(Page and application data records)

══════════════════════════════

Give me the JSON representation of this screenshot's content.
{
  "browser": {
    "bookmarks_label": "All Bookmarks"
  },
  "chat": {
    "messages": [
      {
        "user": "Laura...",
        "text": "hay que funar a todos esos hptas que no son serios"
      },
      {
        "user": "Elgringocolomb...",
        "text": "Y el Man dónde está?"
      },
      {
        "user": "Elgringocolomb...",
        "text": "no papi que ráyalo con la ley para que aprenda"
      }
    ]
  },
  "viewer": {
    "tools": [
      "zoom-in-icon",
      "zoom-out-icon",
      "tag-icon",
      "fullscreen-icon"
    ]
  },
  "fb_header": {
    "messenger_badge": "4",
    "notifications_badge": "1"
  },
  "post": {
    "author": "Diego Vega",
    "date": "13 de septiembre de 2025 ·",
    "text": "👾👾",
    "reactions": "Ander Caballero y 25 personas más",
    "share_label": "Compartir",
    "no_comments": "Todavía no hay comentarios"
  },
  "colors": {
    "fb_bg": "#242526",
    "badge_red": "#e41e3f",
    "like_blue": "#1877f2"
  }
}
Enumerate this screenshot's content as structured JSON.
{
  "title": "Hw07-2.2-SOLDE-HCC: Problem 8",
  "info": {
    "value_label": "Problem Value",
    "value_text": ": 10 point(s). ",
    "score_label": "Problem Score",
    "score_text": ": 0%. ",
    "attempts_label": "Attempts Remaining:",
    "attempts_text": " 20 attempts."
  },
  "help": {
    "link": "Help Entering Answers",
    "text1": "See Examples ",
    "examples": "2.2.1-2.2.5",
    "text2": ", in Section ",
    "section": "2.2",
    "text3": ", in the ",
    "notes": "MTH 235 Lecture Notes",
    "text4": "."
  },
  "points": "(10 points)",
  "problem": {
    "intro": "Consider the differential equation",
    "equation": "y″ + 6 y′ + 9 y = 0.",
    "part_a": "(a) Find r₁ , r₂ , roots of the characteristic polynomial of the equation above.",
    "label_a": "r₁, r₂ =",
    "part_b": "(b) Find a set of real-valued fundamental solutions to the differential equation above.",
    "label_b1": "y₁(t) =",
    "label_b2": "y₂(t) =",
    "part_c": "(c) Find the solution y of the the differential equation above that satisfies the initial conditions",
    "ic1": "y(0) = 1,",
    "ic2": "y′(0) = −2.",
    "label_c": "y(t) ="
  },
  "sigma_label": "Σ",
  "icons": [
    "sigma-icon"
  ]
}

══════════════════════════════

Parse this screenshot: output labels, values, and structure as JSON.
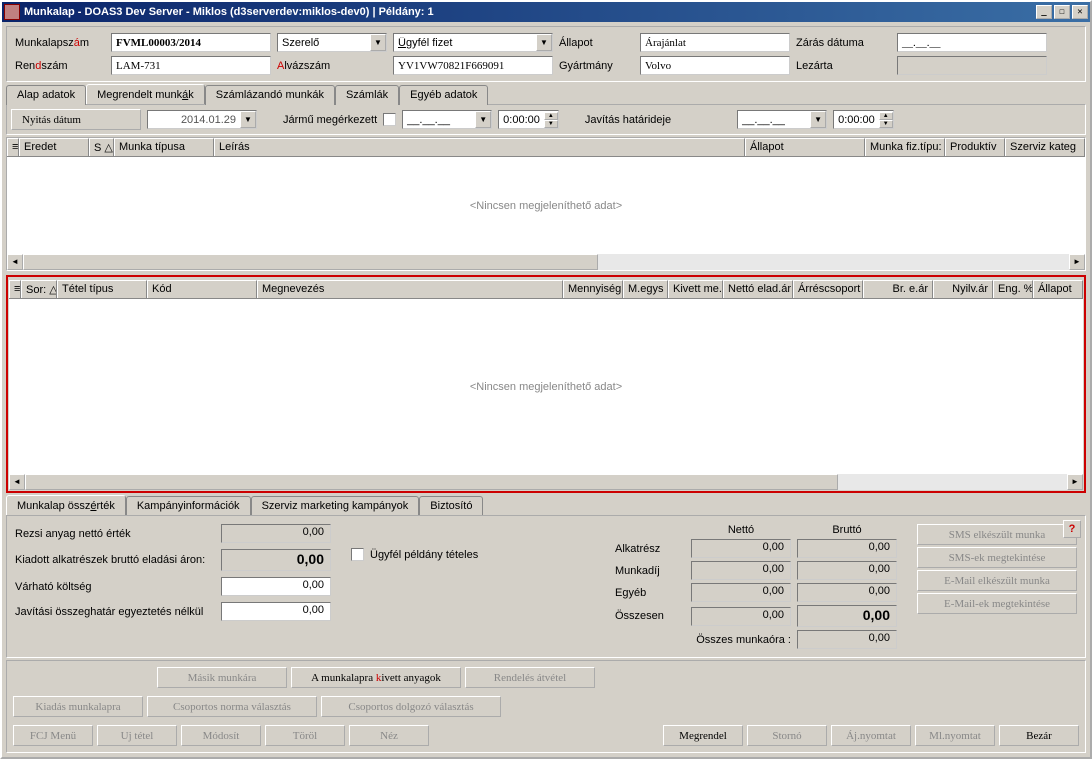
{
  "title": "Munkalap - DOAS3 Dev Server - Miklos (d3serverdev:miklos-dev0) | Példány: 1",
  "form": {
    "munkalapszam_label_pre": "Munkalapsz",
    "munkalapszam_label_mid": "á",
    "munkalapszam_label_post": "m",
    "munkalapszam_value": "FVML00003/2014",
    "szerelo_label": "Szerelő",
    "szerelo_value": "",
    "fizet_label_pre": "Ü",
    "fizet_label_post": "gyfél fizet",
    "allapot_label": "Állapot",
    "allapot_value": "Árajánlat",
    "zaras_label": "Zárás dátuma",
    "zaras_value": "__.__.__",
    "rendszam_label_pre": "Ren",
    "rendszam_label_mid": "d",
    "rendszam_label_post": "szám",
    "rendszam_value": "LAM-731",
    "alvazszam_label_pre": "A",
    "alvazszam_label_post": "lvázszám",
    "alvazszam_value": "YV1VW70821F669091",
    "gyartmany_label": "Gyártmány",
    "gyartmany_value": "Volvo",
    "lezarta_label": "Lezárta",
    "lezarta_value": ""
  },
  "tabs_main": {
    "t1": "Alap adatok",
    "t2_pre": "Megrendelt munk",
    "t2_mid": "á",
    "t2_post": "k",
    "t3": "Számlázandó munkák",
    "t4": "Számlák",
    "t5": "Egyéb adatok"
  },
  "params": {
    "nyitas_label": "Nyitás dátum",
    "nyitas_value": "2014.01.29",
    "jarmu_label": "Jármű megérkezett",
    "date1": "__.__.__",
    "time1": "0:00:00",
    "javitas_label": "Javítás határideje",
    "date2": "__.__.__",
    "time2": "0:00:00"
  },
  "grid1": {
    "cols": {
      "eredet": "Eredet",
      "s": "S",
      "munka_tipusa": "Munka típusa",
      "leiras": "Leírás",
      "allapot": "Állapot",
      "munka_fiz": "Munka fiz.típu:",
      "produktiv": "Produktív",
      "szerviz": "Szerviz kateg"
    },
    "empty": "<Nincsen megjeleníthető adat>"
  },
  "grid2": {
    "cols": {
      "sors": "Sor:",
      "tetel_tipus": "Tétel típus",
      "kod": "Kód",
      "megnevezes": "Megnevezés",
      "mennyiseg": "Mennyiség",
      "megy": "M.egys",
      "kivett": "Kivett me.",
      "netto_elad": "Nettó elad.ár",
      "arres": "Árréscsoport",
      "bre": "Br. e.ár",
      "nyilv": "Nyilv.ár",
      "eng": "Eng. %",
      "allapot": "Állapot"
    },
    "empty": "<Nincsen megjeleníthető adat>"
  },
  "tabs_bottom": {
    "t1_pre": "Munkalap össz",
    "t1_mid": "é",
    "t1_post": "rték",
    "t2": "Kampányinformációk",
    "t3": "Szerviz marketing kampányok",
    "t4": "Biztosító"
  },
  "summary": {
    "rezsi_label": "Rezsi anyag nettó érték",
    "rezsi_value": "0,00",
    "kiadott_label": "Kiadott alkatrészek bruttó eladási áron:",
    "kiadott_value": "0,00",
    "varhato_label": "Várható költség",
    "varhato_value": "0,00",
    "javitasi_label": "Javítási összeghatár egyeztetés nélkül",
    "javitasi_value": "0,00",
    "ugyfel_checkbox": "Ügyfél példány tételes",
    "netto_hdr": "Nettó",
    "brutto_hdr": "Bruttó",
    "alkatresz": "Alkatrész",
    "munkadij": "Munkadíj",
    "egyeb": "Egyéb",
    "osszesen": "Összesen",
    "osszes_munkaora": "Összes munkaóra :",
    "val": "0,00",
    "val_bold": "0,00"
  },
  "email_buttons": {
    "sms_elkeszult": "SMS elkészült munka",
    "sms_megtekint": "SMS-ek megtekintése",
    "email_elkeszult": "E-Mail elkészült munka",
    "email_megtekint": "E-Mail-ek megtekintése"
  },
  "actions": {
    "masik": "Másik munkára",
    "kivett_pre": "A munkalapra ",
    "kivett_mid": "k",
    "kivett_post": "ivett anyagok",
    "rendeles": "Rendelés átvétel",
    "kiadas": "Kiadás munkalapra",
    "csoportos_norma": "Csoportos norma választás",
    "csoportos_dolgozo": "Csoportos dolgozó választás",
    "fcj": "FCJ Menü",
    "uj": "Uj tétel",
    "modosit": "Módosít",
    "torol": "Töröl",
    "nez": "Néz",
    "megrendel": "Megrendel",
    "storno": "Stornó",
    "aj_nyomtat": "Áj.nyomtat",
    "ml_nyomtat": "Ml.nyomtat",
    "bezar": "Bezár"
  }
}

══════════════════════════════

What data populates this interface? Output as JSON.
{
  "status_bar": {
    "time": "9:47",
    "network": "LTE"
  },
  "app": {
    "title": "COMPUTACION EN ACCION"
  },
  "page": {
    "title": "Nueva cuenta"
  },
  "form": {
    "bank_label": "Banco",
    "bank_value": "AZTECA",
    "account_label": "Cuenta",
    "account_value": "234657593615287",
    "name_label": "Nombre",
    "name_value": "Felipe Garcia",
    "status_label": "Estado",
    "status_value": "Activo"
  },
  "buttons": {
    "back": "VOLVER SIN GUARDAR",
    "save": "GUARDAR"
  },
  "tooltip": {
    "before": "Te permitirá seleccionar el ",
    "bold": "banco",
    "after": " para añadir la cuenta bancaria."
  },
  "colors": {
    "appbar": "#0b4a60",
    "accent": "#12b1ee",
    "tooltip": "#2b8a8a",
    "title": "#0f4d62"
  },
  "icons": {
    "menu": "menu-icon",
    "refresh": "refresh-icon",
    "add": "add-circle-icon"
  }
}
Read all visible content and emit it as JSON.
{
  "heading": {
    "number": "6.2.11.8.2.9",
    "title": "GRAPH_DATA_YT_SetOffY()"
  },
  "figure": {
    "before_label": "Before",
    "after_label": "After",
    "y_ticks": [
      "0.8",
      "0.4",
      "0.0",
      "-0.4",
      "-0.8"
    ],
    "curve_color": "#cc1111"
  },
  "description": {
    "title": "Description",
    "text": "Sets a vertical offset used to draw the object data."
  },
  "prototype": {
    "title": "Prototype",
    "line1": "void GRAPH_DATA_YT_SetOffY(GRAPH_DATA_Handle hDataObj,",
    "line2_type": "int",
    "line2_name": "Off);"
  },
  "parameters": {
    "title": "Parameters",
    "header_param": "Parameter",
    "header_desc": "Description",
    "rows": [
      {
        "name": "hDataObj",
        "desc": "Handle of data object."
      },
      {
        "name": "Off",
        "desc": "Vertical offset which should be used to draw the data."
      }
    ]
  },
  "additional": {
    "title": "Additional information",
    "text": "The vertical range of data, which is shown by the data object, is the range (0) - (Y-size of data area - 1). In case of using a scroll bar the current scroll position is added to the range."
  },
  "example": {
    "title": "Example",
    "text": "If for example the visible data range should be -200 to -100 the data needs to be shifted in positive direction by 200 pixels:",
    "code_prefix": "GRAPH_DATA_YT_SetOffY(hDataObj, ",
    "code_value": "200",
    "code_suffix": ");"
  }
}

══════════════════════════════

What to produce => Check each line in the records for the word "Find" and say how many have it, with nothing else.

Solution for this task => 3